[Excerpted data — start]

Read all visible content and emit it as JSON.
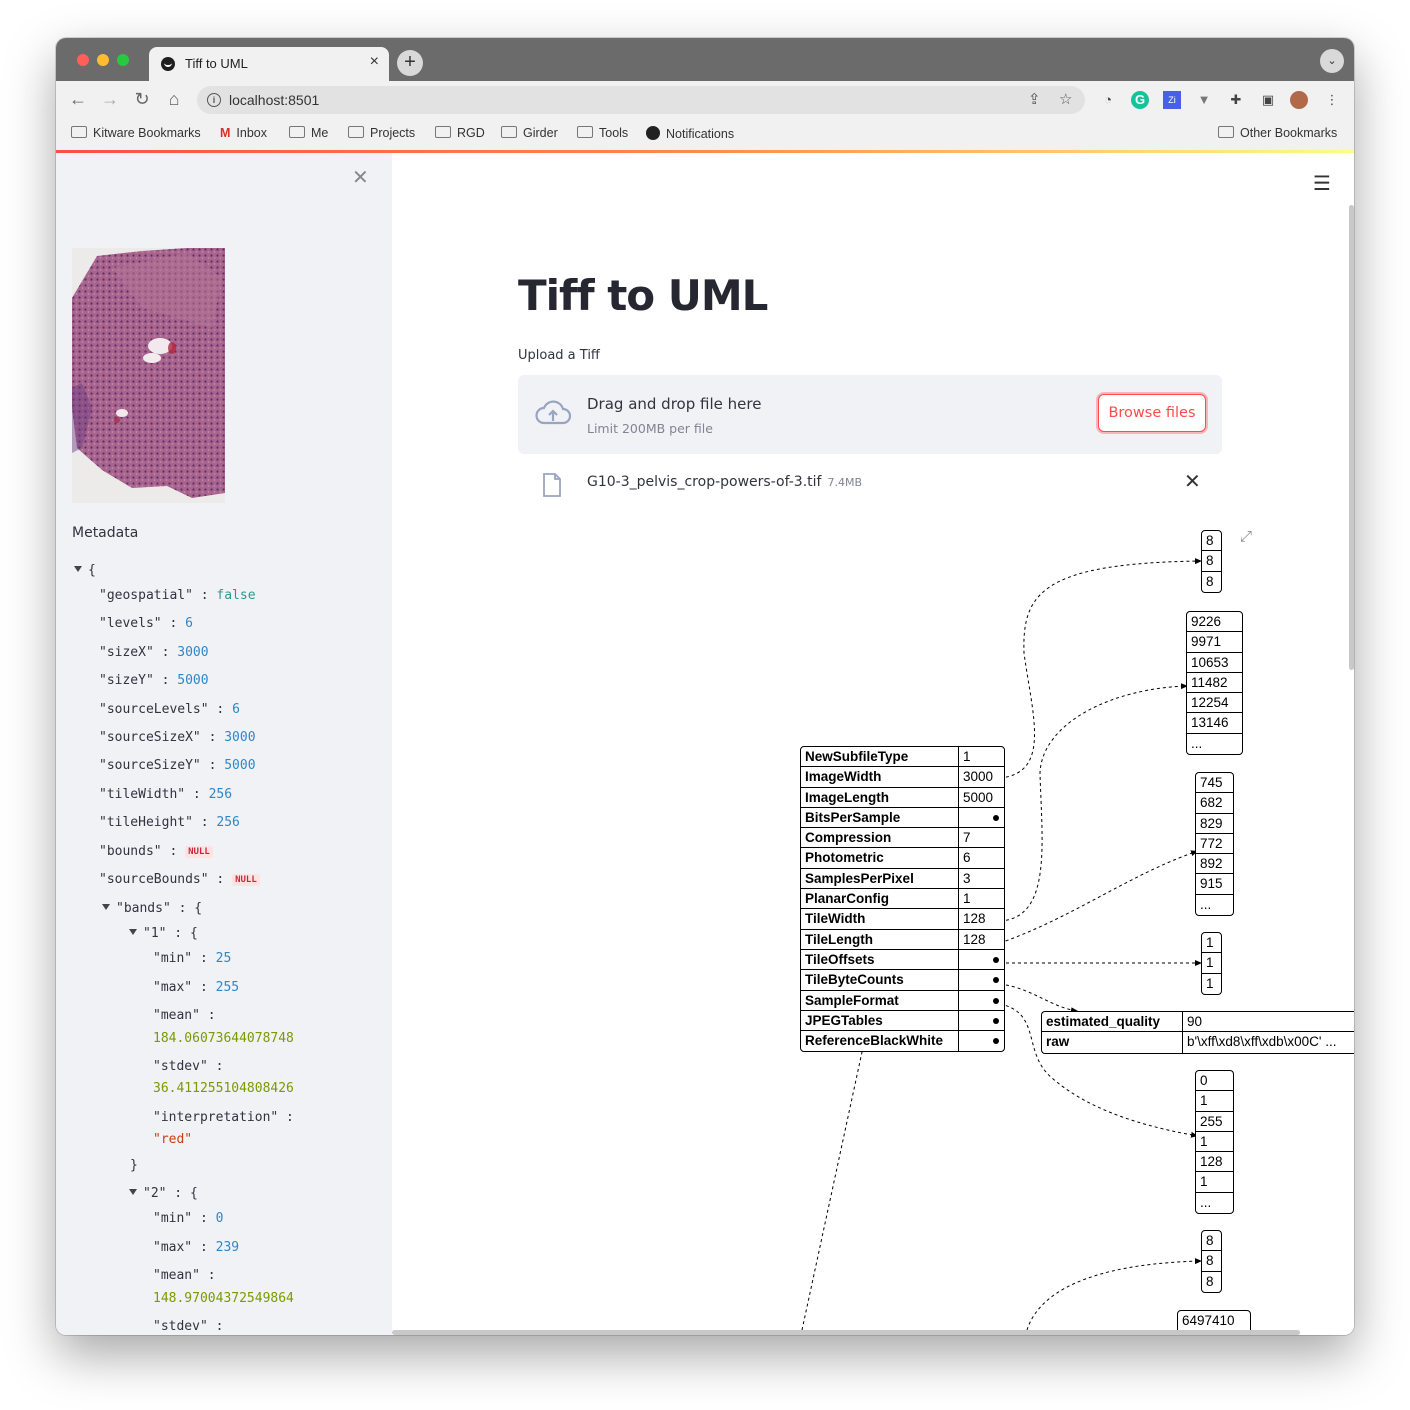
{
  "browser": {
    "tab_title": "Tiff to UML",
    "url": "localhost:8501",
    "bookmarks": [
      "Kitware Bookmarks",
      "Inbox",
      "Me",
      "Projects",
      "RGD",
      "Girder",
      "Tools",
      "Notifications"
    ],
    "other_bookmarks": "Other Bookmarks"
  },
  "sidebar": {
    "metadata_label": "Metadata",
    "json": {
      "geospatial": "false",
      "levels": "6",
      "sizeX": "3000",
      "sizeY": "5000",
      "sourceLevels": "6",
      "sourceSizeX": "3000",
      "sourceSizeY": "5000",
      "tileWidth": "256",
      "tileHeight": "256",
      "bounds": "NULL",
      "sourceBounds": "NULL",
      "band1": {
        "min": "25",
        "max": "255",
        "mean": "184.06073644078748",
        "stdev": "36.411255104808426",
        "interpretation": "\"red\""
      },
      "band2": {
        "min": "0",
        "max": "239",
        "mean": "148.97004372549864"
      }
    }
  },
  "main": {
    "title": "Tiff to UML",
    "upload_label": "Upload a Tiff",
    "dropzone_text": "Drag and drop file here",
    "dropzone_limit": "Limit 200MB per file",
    "browse_label": "Browse files",
    "file_name": "G10-3_pelvis_crop-powers-of-3.tif",
    "file_size": "7.4MB"
  },
  "diagram": {
    "ifd": [
      {
        "key": "NewSubfileType",
        "value": "1"
      },
      {
        "key": "ImageWidth",
        "value": "3000"
      },
      {
        "key": "ImageLength",
        "value": "5000"
      },
      {
        "key": "BitsPerSample",
        "value": ""
      },
      {
        "key": "Compression",
        "value": "7"
      },
      {
        "key": "Photometric",
        "value": "6"
      },
      {
        "key": "SamplesPerPixel",
        "value": "3"
      },
      {
        "key": "PlanarConfig",
        "value": "1"
      },
      {
        "key": "TileWidth",
        "value": "128"
      },
      {
        "key": "TileLength",
        "value": "128"
      },
      {
        "key": "TileOffsets",
        "value": ""
      },
      {
        "key": "TileByteCounts",
        "value": ""
      },
      {
        "key": "SampleFormat",
        "value": ""
      },
      {
        "key": "JPEGTables",
        "value": ""
      },
      {
        "key": "ReferenceBlackWhite",
        "value": ""
      }
    ],
    "bits_per_sample": [
      "8",
      "8",
      "8"
    ],
    "tile_offsets": [
      "9226",
      "9971",
      "10653",
      "11482",
      "12254",
      "13146",
      "..."
    ],
    "tile_byte_counts": [
      "745",
      "682",
      "829",
      "772",
      "892",
      "915",
      "..."
    ],
    "sample_format": [
      "1",
      "1",
      "1"
    ],
    "jpeg_tables": [
      {
        "key": "estimated_quality",
        "value": "90"
      },
      {
        "key": "raw",
        "value": "b'\\xff\\xd8\\xff\\xdb\\x00C' ..."
      }
    ],
    "reference_black_white": [
      "0",
      "1",
      "255",
      "1",
      "128",
      "1",
      "..."
    ],
    "bits_per_sample_2": [
      "8",
      "8",
      "8"
    ],
    "next_value": "6497410"
  }
}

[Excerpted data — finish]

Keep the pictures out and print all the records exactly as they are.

Read all visible content and emit it as JSON.
{
  "browser": {
    "tab_title": "Tiff to UML",
    "url": "localhost:8501",
    "bookmarks": [
      "Kitware Bookmarks",
      "Inbox",
      "Me",
      "Projects",
      "RGD",
      "Girder",
      "Tools",
      "Notifications"
    ],
    "other_bookmarks": "Other Bookmarks"
  },
  "sidebar": {
    "metadata_label": "Metadata",
    "json": {
      "geospatial": "false",
      "levels": "6",
      "sizeX": "3000",
      "sizeY": "5000",
      "sourceLevels": "6",
      "sourceSizeX": "3000",
      "sourceSizeY": "5000",
      "tileWidth": "256",
      "tileHeight": "256",
      "bounds": "NULL",
      "sourceBounds": "NULL",
      "band1": {
        "min": "25",
        "max": "255",
        "mean": "184.06073644078748",
        "stdev": "36.411255104808426",
        "interpretation": "\"red\""
      },
      "band2": {
        "min": "0",
        "max": "239",
        "mean": "148.97004372549864"
      }
    }
  },
  "main": {
    "title": "Tiff to UML",
    "upload_label": "Upload a Tiff",
    "dropzone_text": "Drag and drop file here",
    "dropzone_limit": "Limit 200MB per file",
    "browse_label": "Browse files",
    "file_name": "G10-3_pelvis_crop-powers-of-3.tif",
    "file_size": "7.4MB"
  },
  "diagram": {
    "ifd": [
      {
        "key": "NewSubfileType",
        "value": "1"
      },
      {
        "key": "ImageWidth",
        "value": "3000"
      },
      {
        "key": "ImageLength",
        "value": "5000"
      },
      {
        "key": "BitsPerSample",
        "value": ""
      },
      {
        "key": "Compression",
        "value": "7"
      },
      {
        "key": "Photometric",
        "value": "6"
      },
      {
        "key": "SamplesPerPixel",
        "value": "3"
      },
      {
        "key": "PlanarConfig",
        "value": "1"
      },
      {
        "key": "TileWidth",
        "value": "128"
      },
      {
        "key": "TileLength",
        "value": "128"
      },
      {
        "key": "TileOffsets",
        "value": ""
      },
      {
        "key": "TileByteCounts",
        "value": ""
      },
      {
        "key": "SampleFormat",
        "value": ""
      },
      {
        "key": "JPEGTables",
        "value": ""
      },
      {
        "key": "ReferenceBlackWhite",
        "value": ""
      }
    ],
    "bits_per_sample": [
      "8",
      "8",
      "8"
    ],
    "tile_offsets": [
      "9226",
      "9971",
      "10653",
      "11482",
      "12254",
      "13146",
      "..."
    ],
    "tile_byte_counts": [
      "745",
      "682",
      "829",
      "772",
      "892",
      "915",
      "..."
    ],
    "sample_format": [
      "1",
      "1",
      "1"
    ],
    "jpeg_tables": [
      {
        "key": "estimated_quality",
        "value": "90"
      },
      {
        "key": "raw",
        "value": "b'\\xff\\xd8\\xff\\xdb\\x00C' ..."
      }
    ],
    "reference_black_white": [
      "0",
      "1",
      "255",
      "1",
      "128",
      "1",
      "..."
    ],
    "bits_per_sample_2": [
      "8",
      "8",
      "8"
    ],
    "next_value": "6497410"
  }
}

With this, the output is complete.